The third edition of the African Telecommunication Union (ATU) and Child Online Africa (COA) Africa Week of Action for Child Online Protection (AWA4COP) is here. Running under the theme: Making the Internet Safer for the African Child, it will focus on creating awareness among African countries on how stakeholders could contribute to making the Internet better for ALL. This is intended to run for 4 years to enable ATU/COA explore all available opportunities to thoroughly engage stakeholders across board to contribute and guarantee that the African child’s well-being is safeguarded both online and offline. This week of action running from today 6th through to the 11th of June 2022 will be climaxed with the Day of the African Child organized by the African Union.

The Child Online Protection (COP) Initiative is a multi-stakeholder network launched by the International Telecommunication Union (a specialized agency of the United Nations responsible for all matters related to information and communication technologies) It brings together children, parents and educators, as well as stakeholders in the ICT industry and policymakers, to create a safe and empowering online experience for children and young people around the world.

As we prepare to observe the Day of the Africa Child (#DAC2022) the African Telecommunications Union, Child Online Africa and partners deem it necessary to bring the attention of all the need to mainstream digital safety in offline programmes while discussing strategies to make the Internet Safer for African children. Numerous reports such as this example show the abuse of the African child is on the rise: “One of my friends had a friend on Facebook and asked her to [snap a] naked [picture of] herself and send [it] to him. Because she did not do [what he asked], he ended up videoing himself and sent her a nude video. Because she blocked [him] . . . he ended up writing bad things about her on Facebook and photoshopped her picture on a nude form. (Jessica)”- World Vision International 2020.

As enshrined in the Aspiration 7 of the Agenda 2040, we as Africans have a duty of care to protect, provide and empower the African Child to participate in the Digital environment without being subjected to any form of abuse.

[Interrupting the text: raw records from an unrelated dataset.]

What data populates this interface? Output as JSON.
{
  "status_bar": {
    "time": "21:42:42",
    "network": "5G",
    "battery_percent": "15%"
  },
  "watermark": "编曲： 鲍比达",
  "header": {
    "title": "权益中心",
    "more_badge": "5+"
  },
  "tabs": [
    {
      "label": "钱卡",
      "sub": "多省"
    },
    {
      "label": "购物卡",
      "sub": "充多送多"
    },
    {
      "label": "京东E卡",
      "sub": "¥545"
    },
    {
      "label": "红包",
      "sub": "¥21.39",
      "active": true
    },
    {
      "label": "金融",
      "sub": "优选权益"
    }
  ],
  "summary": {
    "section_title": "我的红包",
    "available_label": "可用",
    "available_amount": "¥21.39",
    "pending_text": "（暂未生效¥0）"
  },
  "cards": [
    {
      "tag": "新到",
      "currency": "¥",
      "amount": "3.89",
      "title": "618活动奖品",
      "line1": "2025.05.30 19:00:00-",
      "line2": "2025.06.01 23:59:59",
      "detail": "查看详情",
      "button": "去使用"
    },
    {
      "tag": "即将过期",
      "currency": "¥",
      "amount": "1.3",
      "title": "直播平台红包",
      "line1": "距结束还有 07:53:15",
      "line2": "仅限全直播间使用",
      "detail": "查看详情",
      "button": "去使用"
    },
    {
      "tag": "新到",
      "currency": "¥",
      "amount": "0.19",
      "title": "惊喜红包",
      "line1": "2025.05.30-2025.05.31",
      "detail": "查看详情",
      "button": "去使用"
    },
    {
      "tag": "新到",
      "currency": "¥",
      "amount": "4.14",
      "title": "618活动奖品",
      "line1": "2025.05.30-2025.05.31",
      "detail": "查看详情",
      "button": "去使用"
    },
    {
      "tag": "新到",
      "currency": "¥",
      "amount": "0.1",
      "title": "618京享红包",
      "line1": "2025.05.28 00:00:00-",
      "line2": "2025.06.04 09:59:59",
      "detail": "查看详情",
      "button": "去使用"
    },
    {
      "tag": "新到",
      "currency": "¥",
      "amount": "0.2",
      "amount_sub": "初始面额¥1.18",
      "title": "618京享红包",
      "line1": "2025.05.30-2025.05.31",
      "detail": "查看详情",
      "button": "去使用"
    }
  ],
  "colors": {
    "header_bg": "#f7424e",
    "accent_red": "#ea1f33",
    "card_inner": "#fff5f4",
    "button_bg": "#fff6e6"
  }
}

For this year’s edition therefore, Child Online Africa and African Telecommunication Union are urging African countries to take a second look at the Aspiration 7 of the Agenda 2040:” Every child is protected against violence, exploitation, neglect and abuse.” with a special focus on virtual abuse while acting on Child Online Protection Guidelines as a solid foundation on which Governments can develop inclusive, multi-stakeholder national strategies for online child protection.

We call on every stakeholder in addition to last year’s recommendations to join the speed race of the world to educate young people about the potential harms of the online world. A race to keep predators away from our children. It is the race of care to ensure regulations are aligned with the threat; that as they allow for evolutions and revolutions in technology they safeguard the rights of every digital citizen.

Together we can make the African Child Benefit from technology which is free from harm.